"And I don't like being bothered at work."
Her face went red. "Now wait a minute."
"No, you listen. You hired me to find out about your Romeo-- not to have breakfast. Now don't get me wrong. It's been a gas watching you molest that grapefruit but unless you have a better reason for looking over my shoulder, I'll pass on dessert."
She sighed and reached into her purse. "Someone slipped this into my textbook." She handed me a slip of paper. It was torn out of a spiral notebook. All it said was "Call Him Off."
"I was at the library. I went to use the bathroom. It was wedged in between two pages when I got back."
I brought the paper up to my nose.
"What is it?"
"Perfume. Lilac maybe."
"That's not my scent."
I looked at her. "I know." I sniffed again. "Also stale beer. There's this place called Weasel's that has cocktail napkins. Is it close to the library?"
"It's on the same block."
"Stanley spend time there?"
She shrugged. "Everyone goes there. It's a college bar."
I folded the paper up. "I'll call you when I get back to New York. Until then stay out of my way." I got up and let her take the check.
I dialed the phone number from the yellow sticky note I found in Jenkins' room. A woman's voice answered. It had the squeezed crawl of a woman who was past seventy, maybe past ninety. "Hello?"
"Yes." I cleared my throat. "This is Transcontinental Communication Services. Who am I speaking with?"
"April Christian." I wrote the name down on a slip of hotel stationery. I read her phone number back to her. "Is this your phone number, ma'am?"
"Yes," she croaked, as if she was the one asking the questions.
"Trans-Com has been authorized to award you a reimbursement voucher for your phone overpayment."
"I'm going to need you to confirm your mailing address and we'll send it off to you right away."
She hesitated for a moment. "Well, it's Sixteen Morrison Drive.

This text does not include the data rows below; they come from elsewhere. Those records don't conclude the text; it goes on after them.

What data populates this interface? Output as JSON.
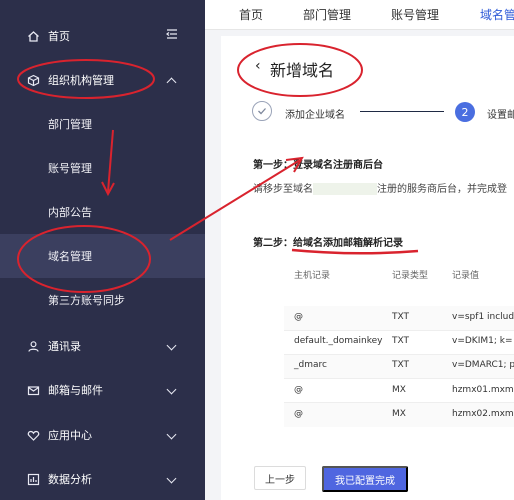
{
  "sidebar": {
    "items": [
      {
        "label": "首页",
        "icon": "home-icon"
      },
      {
        "label": "组织机构管理",
        "icon": "cube-icon"
      },
      {
        "label": "通讯录",
        "icon": "user-icon"
      },
      {
        "label": "邮箱与邮件",
        "icon": "mail-icon"
      },
      {
        "label": "应用中心",
        "icon": "heart-icon"
      },
      {
        "label": "数据分析",
        "icon": "chart-icon"
      }
    ],
    "sub_items": [
      "部门管理",
      "账号管理",
      "内部公告",
      "域名管理",
      "第三方账号同步"
    ],
    "collapse_icon": "collapse-menu-icon"
  },
  "tabs": [
    "首页",
    "部门管理",
    "账号管理",
    "域名管"
  ],
  "page": {
    "back_glyph": "‹",
    "title": "新增域名"
  },
  "steps": {
    "step1_label": "添加企业域名",
    "step2_number": "2",
    "step2_label": "设置邮"
  },
  "section1": {
    "title": "第一步：登录域名注册商后台",
    "desc_prefix": "请移步至域名",
    "desc_suffix": "注册的服务商后台，并完成登"
  },
  "section2": {
    "title": "第二步：给域名添加邮箱解析记录"
  },
  "table": {
    "headers": [
      "主机记录",
      "记录类型",
      "记录值"
    ],
    "rows": [
      [
        "@",
        "TXT",
        "v=spf1 includ"
      ],
      [
        "default._domainkey",
        "TXT",
        "v=DKIM1; k="
      ],
      [
        "_dmarc",
        "TXT",
        "v=DMARC1; p"
      ],
      [
        "@",
        "MX",
        "hzmx01.mxm"
      ],
      [
        "@",
        "MX",
        "hzmx02.mxm"
      ]
    ]
  },
  "buttons": {
    "prev": "上一步",
    "done": "我已配置完成"
  },
  "colors": {
    "sidebar_bg": "#2c2f4a",
    "accent": "#4f66e0",
    "annotation_red": "#d9232e"
  }
}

Towson Township, Delaware. What is this for again?"
"Your reimbursement voucher ma'am. Towson? By the lake?"
"Yes, that's correct."
"Thank you, ma'am." I hung up the phone and got the number of the police precinct from the front desk. I called the switchboard operator and had them put me through to Jonas McCarthy.
"It's me," I said.
"I'm at work."
"When do you get off?"
"Three hours. You want to grab a drink or something?"
"I need a ride."
"A ride? To where?"
"That's over an hour away."
"Just be here, Jonny." I hung up the phone. Ten seconds later, when it rang, I pretended I was in the shower.
The rain started. I watched from the hotel lobby. The bell boys scrambled around handling luggage with umbrellas gripped in their teeth. McCarthy showed up in his trench coat, wet around the shoulders and skirt. His face was ragged. No flowers or chocolates.
I got up to meet him. "Don't look at me that way, Jonny," I said. I patted him on the arm. "I'll buy you a steak." We went out into the parking lot and we climbed into a four-wheel-drive monster -- a car built for problems.
"You're lousy," he said to me as we got on our way.
"How do you mean?"
"You only call when you need something." He darted his eyes at me and caught me opening his glove box. "Don't touch that."
I took out the gun and slid out the clip.
"This isn't police issue," I said.
"Sometimes I go bear hunting."
I sighted the gun at the wheels of a semi truck up ahead. "And this water pistol is enough to bring down a bear?"
He got off the highway onto a different stretch of road. The window wipers beat thick skins of rain off the glass. "It is if you know where to shoot."
I wiped the trigger down with my shirt sleeve and slipped the gun back into the glove box.
"So what's this about?" he asked.
"Work," I said.
Jonny got sullen. He was right that I didn't treat him right. "It's a jilted lover case. Some college kid went up to the lake with some friends. When he got back, he went chilly on my client."
"What exactly do you hope to find?"
"Won't know until I get there. Maybe nothing. It's a hunch mostly."
Jonny scoffed. "You should try some real detective work one of these days."
"What's that supposed to mean?"
"It means evidence, Bill. Forensics. Proof. That's what closes cases. Not your gut." He started telling me about a fraud case he had been working on earlier in the year. I stopped listening and watched the trees shake in the rain.
Posted by billchapters on Tue, 15 Jul 2008 12:28:21 -0400 -- permanent link